    • I understood my schoolmate’s attitude — a lot of it was based on the Iraq war which was not a popular move anywhere, IMO, and dragged other nations into something the US had decided to do. I’ve also experienced when I was traveling a very arrogant attitude on the part of Americans, as if what “foreign” people did as a matter of course was nothing but perversion. I even heard a bunch of middle-aged American women in a bathroom in Interlaken holding forth on the inferiority of Swiss toilet paper. Interlaken! One of the premier tourist destinations in the whole world. But this stuff isn’t just Americans. In Italy, during a transportation strike, when a subway official announced to a bunch of us who’d just gotten off the train that there was a strike and there would be no subway travel until 3 pm and we would have to take taxis, two British girls said, “We want to speak to someone in charge. Someone who speaks English!” I went over and told them what the guy had said and they responded with, “How would YOU know?” I’ve had Japanese friends who said, “We aren’t like you Americans. Japanese are polite.” My only thought is that dealing with people from different cultures threatens people’s idea of normal and they fear losing their identity. I really don’t know, though.

  3. Fascinating story. It is hard to gauge how Americans are viewed – is it via the news media or what is going on – such as the Iraq war. When a friend of my daughter did a backpacking trip – alone – through Europe in the early 2000s (not sure if it was before or after 9/11), she sewed a Canadian patch on her backpack to dissuade people from thinking she was American. I’m impressed you did the labyrinth. I’d be petrified of getting lost, but then I always am. 🙂

    • The labyrinth was only 3 feet high and not very hard. I think popular culture has a lot to do with how Americans are viewed overseas, but in these times, with social media, it might be a combination of factors. There was no Facebook in 2004 and people still used Internet cafes and no smart phones. That Canadian patch idea is smart.

      • Oh, I could deal with 3 feet – as long as I could see over it. Yes, I thought it was smart of her at the time as well. I think she was just shortly out of high school. It would have been before 9/11 now that I think about it. I’m not sure what would have been going on to spark anti-American sentiment then.

  4. The image of the Ugly American has been around for a long time.

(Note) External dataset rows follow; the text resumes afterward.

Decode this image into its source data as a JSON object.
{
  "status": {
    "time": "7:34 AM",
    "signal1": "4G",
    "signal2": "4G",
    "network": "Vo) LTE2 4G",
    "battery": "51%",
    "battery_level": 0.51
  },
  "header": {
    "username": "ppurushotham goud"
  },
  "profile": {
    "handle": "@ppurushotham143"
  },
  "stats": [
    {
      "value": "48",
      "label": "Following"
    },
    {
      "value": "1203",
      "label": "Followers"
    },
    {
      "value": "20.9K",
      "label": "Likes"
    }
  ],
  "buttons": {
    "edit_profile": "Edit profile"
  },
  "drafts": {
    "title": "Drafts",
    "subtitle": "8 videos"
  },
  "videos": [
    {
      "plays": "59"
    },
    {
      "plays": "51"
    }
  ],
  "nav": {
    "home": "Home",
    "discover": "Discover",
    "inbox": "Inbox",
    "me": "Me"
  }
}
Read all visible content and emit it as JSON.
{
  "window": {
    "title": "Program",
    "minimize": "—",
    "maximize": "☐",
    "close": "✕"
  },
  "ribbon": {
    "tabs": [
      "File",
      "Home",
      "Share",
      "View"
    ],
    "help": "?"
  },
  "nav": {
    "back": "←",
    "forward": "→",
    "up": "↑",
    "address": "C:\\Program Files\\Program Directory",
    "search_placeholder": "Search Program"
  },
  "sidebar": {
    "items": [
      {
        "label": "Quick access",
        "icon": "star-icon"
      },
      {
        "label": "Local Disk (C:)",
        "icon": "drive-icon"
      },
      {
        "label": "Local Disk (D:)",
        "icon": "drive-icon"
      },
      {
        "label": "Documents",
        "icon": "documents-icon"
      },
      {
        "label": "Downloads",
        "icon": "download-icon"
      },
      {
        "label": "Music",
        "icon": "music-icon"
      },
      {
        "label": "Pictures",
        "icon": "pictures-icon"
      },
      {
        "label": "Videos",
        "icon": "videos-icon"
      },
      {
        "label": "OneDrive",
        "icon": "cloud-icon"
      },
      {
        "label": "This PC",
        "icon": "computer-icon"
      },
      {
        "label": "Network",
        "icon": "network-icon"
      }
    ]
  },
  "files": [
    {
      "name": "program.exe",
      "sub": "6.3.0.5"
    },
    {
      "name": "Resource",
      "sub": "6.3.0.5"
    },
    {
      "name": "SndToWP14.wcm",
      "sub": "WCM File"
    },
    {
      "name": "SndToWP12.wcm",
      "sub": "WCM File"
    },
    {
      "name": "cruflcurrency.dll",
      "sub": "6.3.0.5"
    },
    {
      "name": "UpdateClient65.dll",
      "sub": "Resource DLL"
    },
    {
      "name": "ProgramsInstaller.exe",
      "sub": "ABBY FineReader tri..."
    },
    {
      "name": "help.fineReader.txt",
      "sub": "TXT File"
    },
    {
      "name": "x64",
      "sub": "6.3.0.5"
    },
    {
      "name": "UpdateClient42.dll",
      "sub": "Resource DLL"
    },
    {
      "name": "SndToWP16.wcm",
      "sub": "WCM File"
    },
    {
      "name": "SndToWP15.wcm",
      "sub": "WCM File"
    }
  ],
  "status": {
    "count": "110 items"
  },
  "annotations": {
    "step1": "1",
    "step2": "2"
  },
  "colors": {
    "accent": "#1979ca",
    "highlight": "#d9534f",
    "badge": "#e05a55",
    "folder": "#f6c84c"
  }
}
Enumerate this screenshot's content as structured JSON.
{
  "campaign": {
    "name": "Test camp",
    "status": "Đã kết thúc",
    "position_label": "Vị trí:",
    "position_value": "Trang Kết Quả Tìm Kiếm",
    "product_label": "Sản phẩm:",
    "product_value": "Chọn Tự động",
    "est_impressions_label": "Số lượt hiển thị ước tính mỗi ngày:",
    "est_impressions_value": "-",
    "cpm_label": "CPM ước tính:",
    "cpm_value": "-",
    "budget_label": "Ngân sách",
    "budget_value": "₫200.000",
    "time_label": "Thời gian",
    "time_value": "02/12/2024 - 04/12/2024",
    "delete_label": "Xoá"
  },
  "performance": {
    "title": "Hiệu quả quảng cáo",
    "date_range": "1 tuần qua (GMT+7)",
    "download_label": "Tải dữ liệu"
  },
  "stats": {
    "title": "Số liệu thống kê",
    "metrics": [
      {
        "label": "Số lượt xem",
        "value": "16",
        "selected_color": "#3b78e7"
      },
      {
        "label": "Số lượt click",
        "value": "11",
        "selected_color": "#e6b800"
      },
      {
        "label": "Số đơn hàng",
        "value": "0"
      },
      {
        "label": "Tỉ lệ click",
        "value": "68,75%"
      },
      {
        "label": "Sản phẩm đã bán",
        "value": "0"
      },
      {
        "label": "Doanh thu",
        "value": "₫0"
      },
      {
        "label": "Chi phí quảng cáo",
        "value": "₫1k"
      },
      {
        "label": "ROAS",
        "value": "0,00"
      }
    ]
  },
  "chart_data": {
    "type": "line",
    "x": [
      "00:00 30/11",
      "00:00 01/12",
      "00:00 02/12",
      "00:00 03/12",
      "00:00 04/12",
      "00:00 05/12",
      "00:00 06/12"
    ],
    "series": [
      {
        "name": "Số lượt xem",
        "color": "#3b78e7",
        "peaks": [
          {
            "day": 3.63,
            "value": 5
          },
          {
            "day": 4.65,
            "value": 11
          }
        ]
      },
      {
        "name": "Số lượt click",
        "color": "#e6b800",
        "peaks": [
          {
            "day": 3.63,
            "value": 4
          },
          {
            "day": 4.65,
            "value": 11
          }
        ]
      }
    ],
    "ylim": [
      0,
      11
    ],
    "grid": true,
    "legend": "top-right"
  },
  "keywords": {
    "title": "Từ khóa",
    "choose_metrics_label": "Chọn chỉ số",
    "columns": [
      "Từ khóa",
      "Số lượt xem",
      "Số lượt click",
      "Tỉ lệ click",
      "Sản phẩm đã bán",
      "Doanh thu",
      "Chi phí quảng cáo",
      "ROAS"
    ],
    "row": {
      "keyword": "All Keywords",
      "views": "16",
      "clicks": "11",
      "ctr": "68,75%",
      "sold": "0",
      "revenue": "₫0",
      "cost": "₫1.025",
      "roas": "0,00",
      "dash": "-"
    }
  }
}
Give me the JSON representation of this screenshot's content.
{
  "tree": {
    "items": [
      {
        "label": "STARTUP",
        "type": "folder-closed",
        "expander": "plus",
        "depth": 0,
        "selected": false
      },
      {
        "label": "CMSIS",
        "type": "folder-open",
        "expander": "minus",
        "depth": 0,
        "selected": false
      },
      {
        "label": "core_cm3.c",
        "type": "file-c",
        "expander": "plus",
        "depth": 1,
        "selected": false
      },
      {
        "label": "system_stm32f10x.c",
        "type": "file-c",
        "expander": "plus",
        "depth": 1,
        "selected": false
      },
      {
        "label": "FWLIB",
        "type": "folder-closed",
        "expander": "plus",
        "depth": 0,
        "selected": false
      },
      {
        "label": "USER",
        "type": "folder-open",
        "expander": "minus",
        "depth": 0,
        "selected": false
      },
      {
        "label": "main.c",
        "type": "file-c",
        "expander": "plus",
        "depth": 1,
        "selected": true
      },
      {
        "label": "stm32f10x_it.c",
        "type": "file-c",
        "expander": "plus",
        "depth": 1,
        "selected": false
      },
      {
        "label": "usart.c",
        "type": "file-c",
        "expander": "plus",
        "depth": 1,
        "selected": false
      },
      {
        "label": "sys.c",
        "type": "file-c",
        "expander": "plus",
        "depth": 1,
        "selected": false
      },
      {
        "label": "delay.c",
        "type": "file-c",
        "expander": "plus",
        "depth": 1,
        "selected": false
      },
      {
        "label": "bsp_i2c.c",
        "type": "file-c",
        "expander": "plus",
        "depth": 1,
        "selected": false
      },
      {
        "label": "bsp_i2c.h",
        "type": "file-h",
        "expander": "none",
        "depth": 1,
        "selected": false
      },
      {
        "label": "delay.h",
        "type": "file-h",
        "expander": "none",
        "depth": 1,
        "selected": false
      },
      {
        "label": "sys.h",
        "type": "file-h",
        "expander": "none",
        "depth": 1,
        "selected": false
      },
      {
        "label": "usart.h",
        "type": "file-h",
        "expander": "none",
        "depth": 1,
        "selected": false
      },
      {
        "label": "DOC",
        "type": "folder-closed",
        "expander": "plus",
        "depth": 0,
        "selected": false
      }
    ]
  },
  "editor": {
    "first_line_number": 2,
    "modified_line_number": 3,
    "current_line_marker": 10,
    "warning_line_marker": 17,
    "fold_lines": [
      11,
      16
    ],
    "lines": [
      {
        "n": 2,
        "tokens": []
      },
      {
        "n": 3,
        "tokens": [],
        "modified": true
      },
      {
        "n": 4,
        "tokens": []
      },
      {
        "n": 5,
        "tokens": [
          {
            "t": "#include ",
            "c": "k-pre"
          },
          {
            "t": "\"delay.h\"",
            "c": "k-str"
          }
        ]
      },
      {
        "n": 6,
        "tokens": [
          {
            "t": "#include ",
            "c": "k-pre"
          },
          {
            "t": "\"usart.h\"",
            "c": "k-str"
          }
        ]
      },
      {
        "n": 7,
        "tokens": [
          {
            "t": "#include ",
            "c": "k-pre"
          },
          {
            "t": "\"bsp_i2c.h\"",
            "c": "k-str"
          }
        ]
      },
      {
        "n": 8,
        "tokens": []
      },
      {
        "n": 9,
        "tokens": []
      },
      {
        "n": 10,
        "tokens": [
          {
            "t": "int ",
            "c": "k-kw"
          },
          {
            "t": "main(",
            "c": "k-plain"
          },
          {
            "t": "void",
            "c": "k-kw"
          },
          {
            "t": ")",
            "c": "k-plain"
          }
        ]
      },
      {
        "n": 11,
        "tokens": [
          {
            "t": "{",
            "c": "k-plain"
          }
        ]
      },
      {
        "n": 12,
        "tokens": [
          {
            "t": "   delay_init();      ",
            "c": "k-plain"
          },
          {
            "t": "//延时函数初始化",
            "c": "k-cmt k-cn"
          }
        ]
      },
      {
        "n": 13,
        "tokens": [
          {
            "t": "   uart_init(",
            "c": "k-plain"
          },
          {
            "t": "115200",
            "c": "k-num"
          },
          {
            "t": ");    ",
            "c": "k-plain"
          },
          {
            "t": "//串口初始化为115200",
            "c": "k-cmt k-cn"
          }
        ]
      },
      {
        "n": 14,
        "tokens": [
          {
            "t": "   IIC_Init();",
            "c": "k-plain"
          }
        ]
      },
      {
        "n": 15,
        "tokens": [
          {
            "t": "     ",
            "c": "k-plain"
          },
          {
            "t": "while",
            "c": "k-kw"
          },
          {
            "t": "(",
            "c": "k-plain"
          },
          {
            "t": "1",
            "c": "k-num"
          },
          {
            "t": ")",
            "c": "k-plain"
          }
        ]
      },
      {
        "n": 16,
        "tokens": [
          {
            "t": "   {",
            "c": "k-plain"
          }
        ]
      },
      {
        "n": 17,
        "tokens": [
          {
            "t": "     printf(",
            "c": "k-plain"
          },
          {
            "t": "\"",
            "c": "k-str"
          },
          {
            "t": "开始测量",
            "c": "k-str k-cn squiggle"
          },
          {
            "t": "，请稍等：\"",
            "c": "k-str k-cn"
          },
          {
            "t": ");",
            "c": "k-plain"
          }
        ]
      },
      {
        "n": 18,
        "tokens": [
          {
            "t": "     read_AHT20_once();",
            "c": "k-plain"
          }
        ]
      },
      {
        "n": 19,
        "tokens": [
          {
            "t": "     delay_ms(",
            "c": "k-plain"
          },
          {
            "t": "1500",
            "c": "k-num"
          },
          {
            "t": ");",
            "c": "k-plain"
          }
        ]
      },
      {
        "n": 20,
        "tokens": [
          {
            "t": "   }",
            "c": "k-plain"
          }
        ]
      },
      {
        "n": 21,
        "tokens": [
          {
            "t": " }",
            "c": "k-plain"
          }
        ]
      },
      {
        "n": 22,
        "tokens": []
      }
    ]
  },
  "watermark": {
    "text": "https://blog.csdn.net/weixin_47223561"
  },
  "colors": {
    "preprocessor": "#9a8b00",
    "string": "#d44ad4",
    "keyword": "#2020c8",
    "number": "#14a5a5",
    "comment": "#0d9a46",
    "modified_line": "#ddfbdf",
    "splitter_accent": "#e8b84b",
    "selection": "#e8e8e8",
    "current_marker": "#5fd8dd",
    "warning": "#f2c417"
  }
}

I only hope that by the time I am able to travel that the POTUS is someone that can inspire a better relationship among the global community… Sadly it will take a long time and a shift in American culture to make a difference in the perceptions of people in other countries.

Leave a Reply

Fill in your details below or click an icon to log in:

WordPress.com Logo

You are commenting using your WordPress.com account. Log Out /  Change )

Google photo

You are commenting using your Google account. Log Out /  Change )

Twitter picture

You are commenting using your Twitter account. Log Out /  Change )

Facebook photo

You are commenting using your Facebook account. Log Out /  Change )

Connecting to %s

This site uses Akismet to reduce spam. Learn how your comment data is processed.